Understanding and Addressing Carboxylic Acid Toxicity

Authors: 
Jarboe, L. R., Iowa State University
Royce, L. A., Iowa State University
Boggess, E., Iowa State University
Dickerson, J., Iowa State University

Carboxylic acids are an attractive biorenewable chemical in terms of their flexibility and usage as precursors for drop-in replacements of industrial chemicals. It has been demonstrated that such carboxylic acids can be fermentatively produced using engineered microbes, including Escherichia coli and Saccharomyces cerevisiae. However, like many other desirable biorenewable fuels and chemicals, carboxylic acids become inhibitory to these microbes at concentrations below the desired product titer.
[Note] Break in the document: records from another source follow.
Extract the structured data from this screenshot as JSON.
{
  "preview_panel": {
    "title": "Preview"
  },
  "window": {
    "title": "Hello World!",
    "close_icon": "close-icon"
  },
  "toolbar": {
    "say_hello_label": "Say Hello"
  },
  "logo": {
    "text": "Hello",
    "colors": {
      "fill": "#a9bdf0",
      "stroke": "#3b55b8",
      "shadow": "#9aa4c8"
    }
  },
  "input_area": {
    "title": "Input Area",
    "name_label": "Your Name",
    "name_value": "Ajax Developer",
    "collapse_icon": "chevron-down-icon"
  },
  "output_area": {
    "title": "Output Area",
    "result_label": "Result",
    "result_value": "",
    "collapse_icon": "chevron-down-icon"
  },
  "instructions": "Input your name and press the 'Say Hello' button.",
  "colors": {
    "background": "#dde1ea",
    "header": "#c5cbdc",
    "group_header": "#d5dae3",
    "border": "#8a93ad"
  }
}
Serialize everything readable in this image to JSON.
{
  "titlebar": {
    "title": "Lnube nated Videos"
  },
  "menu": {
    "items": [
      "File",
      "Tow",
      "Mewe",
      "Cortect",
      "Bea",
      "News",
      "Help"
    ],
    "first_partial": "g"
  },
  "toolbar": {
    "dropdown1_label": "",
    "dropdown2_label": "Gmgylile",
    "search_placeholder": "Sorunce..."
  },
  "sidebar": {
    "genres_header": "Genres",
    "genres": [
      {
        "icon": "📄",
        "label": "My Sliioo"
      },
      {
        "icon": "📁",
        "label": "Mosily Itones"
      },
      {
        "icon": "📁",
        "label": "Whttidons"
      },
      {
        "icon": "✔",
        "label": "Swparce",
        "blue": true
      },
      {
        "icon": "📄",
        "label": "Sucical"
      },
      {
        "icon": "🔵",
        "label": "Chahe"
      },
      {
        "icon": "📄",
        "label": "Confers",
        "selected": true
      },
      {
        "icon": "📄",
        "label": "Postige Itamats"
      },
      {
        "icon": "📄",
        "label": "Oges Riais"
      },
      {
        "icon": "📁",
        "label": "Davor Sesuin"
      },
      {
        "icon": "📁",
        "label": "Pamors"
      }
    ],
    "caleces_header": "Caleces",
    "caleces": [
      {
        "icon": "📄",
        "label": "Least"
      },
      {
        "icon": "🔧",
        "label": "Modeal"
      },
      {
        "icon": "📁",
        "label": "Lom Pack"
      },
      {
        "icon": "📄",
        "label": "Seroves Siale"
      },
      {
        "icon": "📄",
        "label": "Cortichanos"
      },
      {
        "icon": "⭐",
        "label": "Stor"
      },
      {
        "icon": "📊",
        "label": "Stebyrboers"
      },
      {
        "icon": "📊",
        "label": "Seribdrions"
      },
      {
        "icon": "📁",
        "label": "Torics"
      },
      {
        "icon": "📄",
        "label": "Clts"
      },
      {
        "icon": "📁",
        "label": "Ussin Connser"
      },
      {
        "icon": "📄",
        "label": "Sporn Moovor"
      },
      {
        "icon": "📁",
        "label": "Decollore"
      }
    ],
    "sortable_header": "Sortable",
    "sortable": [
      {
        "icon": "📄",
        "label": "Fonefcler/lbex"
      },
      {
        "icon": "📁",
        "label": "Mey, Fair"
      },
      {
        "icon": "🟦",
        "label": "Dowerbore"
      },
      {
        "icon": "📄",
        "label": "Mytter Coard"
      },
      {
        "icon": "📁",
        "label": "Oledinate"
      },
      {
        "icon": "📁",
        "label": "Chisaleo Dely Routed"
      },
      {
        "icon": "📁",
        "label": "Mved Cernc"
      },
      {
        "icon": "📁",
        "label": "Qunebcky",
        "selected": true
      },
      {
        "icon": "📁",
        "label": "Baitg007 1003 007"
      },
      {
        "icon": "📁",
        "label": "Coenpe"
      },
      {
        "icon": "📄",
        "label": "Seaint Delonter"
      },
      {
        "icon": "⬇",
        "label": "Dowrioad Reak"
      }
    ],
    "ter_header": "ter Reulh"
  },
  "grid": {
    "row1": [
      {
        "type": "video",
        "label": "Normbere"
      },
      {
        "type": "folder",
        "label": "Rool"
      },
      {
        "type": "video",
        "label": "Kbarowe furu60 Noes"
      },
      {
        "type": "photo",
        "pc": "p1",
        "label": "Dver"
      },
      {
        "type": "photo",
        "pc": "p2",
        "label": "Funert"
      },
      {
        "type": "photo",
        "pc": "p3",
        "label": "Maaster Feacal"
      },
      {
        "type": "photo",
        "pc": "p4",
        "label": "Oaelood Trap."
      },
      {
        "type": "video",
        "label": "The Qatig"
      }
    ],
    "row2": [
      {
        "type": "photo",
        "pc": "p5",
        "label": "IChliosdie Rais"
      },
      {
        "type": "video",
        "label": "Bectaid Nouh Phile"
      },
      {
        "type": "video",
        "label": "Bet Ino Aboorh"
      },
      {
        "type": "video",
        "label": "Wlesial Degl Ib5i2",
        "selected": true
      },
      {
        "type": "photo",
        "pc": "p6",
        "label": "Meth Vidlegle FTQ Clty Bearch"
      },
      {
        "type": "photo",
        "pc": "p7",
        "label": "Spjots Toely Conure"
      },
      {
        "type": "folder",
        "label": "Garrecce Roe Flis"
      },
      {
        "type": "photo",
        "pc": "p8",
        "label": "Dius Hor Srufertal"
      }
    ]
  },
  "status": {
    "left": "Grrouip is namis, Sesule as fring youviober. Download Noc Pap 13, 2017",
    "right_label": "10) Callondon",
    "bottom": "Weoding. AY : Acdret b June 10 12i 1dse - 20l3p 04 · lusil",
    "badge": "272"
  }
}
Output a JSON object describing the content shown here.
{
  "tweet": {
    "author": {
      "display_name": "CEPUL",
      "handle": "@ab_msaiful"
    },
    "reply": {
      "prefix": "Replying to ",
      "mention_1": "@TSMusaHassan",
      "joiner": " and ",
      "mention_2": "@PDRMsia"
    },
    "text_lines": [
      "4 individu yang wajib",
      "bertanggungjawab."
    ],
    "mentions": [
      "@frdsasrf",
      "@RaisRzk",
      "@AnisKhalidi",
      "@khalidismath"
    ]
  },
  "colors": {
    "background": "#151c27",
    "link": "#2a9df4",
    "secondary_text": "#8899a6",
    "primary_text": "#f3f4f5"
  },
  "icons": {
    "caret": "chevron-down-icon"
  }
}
Using carboxylic acids as a model inhibitory product, we have performed a variety of studies to understand and address carboxylic acid toxicity and tolerance in E. coli and S. cerevisiae. Transcriptomic and phenotypic characterization during exogenous challenge and production highlight the fact that the cell membrane is targeted by these compounds, though the specifics of the damage and the resulting responses differ. Strategies to increase carboxylic acid tolerance by altering the membrane composition have had mixed success.

The membrane permeability of these carboxylic acids results in acidification of the E. coli cell interior, which we have quantified during both exogenous challenge and production. Modeling of this effect suggests that it may result in a transient inversion of the cell’s proton motive force. Traditional strategies for dealing with acid stress, such as utilization of the native acid resistance systems, are not effective, possibly due to their dependence on membrane-associated proteins.

An E. coli strain evolved for increased octanoic acid tolerance is a significantly better carboxylic acid producer than its parent strain. Characterization and reverse engineering of this strain provide insight into mechanisms of carboxylic acid tolerance.

This work serves as a general framework for addressing product toxicity and is not specific to carboxylic acids. It is expected that membrane damage, and our strategies for quantifying this damage, are relevant to a range of biorenewable fuels and chemicals.